In theory, the rule of law, transitional justice, and the international criminal court (ICC) have the best intentions to prevent or reduce crime against humanity. Practically, their purpose is better described as holding accountability for atrocities after the event(s).

justice systems and crimes against humanity

Rule of Law

At its most basic level, the rule of law is the concept that both the government and citizens know the law and obey it. The rule of law implies that the law is respected and understood by those involved.

However, when an individual commits and incites crimes against humanity, it indicates that the law is not a priority nor a concern for them.

The International Criminal Court (ICC)

​The International Criminal Court (ICC) investigates and, where warranted, tries individuals charged with the gravest crimes of concern to the international community: genocide, war crimes, crimes against humanity, and the crime of aggression.

The fact that the ICC prosecutes an individual for a culture of criminality leaves the majority of the perpetrators unaccounted for with regard to the ICC. The individual that does go on trial may live with a “dark cloud” over their head, but there is a community of followers that support their ethos and instruction. In many ways, these prosecuted individuals have served as a martyr to their ill-intended mission of atrocity. This is under the assumption that the individual even faces judgment from the ICC due to the highly selective, costly, and time-consuming process.
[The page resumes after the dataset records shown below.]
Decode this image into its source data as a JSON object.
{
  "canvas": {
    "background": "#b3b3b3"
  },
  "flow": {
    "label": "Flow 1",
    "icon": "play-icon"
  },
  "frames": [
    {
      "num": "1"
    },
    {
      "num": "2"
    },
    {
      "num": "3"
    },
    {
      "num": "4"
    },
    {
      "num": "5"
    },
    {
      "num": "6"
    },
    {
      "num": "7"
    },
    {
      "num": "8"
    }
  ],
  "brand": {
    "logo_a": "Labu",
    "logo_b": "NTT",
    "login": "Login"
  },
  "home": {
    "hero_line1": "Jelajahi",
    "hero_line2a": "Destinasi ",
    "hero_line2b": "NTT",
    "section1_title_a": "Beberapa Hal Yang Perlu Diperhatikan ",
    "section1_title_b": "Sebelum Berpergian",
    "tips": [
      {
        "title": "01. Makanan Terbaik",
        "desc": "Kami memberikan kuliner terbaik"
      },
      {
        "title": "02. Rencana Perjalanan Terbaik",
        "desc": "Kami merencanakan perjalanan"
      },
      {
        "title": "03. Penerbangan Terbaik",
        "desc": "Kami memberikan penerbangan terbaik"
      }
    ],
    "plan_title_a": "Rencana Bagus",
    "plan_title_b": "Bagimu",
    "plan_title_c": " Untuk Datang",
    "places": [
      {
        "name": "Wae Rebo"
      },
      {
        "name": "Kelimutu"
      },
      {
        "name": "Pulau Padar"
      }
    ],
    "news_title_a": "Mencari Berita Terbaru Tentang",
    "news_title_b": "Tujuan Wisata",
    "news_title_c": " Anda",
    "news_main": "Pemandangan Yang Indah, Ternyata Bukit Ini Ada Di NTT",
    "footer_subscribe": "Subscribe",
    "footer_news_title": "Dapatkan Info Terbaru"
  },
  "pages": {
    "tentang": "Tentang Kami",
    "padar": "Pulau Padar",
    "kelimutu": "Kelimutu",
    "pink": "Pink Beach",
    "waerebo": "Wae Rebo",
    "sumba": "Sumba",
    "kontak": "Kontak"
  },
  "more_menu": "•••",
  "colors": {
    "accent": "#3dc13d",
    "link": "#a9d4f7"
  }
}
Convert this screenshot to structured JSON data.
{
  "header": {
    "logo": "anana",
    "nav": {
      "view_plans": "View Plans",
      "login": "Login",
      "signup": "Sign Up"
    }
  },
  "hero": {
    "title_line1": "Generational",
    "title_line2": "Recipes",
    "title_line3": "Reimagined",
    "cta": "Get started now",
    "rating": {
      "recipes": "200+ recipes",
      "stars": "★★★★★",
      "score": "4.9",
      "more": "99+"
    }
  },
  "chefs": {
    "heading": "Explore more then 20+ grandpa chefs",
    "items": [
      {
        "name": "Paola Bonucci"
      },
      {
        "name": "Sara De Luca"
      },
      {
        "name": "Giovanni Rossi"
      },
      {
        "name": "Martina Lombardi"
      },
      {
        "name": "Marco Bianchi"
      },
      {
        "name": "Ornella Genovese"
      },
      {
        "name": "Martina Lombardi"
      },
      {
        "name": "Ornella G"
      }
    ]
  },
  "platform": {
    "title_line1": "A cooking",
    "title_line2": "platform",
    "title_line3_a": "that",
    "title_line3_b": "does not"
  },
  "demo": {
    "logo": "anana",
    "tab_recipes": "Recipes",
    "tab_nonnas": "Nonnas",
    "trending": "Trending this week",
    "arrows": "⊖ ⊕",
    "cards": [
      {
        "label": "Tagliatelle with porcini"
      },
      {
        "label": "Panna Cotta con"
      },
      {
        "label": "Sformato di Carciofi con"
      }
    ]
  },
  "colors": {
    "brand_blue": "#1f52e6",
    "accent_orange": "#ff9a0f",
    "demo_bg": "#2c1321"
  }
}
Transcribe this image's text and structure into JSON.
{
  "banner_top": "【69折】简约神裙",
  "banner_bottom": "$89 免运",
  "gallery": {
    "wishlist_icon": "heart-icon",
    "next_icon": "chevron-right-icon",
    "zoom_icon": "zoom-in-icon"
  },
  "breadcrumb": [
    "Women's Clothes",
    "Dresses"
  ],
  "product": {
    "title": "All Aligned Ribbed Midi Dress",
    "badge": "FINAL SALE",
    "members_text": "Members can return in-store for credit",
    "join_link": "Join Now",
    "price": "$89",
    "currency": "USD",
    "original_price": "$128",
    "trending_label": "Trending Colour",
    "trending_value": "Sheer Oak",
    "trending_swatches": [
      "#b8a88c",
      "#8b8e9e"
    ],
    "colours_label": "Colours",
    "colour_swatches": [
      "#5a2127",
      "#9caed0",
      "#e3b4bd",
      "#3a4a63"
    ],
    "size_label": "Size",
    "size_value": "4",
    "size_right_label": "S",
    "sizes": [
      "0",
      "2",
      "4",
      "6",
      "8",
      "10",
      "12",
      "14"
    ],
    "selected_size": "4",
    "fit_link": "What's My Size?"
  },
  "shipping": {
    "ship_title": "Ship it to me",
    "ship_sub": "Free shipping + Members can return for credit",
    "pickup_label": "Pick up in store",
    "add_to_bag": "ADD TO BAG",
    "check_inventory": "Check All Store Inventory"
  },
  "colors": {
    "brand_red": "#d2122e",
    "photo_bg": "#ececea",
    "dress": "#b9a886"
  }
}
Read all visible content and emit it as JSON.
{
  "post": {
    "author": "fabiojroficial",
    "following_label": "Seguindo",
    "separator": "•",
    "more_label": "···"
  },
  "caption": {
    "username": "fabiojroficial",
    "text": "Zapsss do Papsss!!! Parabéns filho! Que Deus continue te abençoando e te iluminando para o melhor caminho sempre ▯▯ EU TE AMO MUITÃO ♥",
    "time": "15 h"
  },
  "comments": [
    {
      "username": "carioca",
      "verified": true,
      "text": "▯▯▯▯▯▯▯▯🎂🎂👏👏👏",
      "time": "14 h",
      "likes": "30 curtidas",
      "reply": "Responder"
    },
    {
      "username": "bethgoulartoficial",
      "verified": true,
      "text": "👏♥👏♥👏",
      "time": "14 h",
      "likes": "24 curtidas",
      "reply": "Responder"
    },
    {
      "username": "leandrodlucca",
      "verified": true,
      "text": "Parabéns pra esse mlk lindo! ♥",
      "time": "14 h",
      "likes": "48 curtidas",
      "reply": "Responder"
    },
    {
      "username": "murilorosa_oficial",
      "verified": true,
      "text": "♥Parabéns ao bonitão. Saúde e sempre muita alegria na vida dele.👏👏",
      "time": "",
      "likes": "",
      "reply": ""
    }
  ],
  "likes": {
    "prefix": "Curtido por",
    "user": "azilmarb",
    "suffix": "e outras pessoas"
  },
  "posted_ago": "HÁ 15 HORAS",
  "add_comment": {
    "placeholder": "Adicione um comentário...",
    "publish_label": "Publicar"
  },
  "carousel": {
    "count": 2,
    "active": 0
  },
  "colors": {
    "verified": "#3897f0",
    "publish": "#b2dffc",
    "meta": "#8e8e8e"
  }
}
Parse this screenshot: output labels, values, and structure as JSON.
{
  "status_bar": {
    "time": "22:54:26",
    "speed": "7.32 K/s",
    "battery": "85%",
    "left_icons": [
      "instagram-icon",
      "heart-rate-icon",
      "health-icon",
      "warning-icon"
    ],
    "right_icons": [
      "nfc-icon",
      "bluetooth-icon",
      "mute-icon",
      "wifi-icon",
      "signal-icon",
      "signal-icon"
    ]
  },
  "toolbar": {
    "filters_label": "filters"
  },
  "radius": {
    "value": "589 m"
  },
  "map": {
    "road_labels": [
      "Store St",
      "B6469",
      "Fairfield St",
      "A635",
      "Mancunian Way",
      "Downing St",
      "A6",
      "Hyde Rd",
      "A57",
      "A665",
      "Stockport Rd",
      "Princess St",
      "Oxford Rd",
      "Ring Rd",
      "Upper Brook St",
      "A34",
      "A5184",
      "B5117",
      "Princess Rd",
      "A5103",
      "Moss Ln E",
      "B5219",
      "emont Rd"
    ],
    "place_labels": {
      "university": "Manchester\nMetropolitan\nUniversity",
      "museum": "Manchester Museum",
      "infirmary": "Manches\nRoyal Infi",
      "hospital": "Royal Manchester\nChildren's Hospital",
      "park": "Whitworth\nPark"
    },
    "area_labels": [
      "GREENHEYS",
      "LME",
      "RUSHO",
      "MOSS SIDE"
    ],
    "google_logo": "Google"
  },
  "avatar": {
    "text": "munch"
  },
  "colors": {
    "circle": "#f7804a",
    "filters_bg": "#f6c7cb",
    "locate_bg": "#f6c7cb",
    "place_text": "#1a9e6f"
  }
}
There are additional points worth considering, such as certain countries refusing to become a state party to the Rome Statute, such as the United States, and the rumors of prejudice against developing states, prompting countries to leave the statute, such as Burundi and the Philippines.

Transnational Justice

Transitional justice refers to how societies respond to the legacies of massive and serious human rights violations. It asks some of the most difficult questions in law, politics, and the social sciences and grapples with innumerable dilemmas. Above all, transitional justice is about victims.

In contrast, the Truth and Reconciliation model as a method of transitional justice does play a role in the prevention and reduction of crimes against humanity, at least within a specific setting where the community welcomes the opportunity. For example, the TRC played a critical role in South Africa’s transitional justice after apartheid, as the social transition was already underway after the abolishment of apartheid.

Justice Systems and Crimes Against Humanity

However, without adequate follow-up and proactive accountability for the new leaders in power, there are limitations to success. In South Africa, corrupt government, ineffective governance, and sustained economic inequality hinder the nation’s development and contribute to increased racial and political tension. One could argue that continued guidance and support for a fragile country post-conflict could have better facilitated the transition of power and assisted leadership.

In this example, the TRC fulfilled a single role in a highly complex process. Some research, such as Sebake’s work on the social perception of public service corruption in South Africa, suggests that crimes against humanity continue to be prevalent in the country, albeit to a different degree.

Perhaps the potential for the rule of law, transitional justice, and the ICC to prevent atrocities will grow in scale as the ICC plays the long game, the political world becomes more intertwined, and history reveals different lessons for the international community to adapt and apply. However, as it stands, the role is more of accountability than prevention.


  • Gideon Boas, William A. Schabas, & Michael P. Scharf. (2012). International Criminal Justice : Legitimacy and Coherence. Edward Elgar Publishing, (15) 
  •  Sebake, B. K. (2020). Crime Against Humanity: Social Perception of Public Service Corruption in South Africa. African Journal of Development Studies, 10(3), 167-167–188. doi: https://doi.org/10.31920/2634-3649/2020/10n3a9 
  •  Republic of the Philippines. (n.d.). International Criminal Court. Retrieved January 29, 2023, from https://www.icc-cpi.int/philippines 
  •  What’s Next for Africa and the International Criminal Court | Africa Center for Strategic Studies. (2017, December 7). Africa Center for Strategic Studies. Retrieved January 29, 2023, from https://africacenter.org/spotlight/whats-next-africa-international-criminal-court-icc/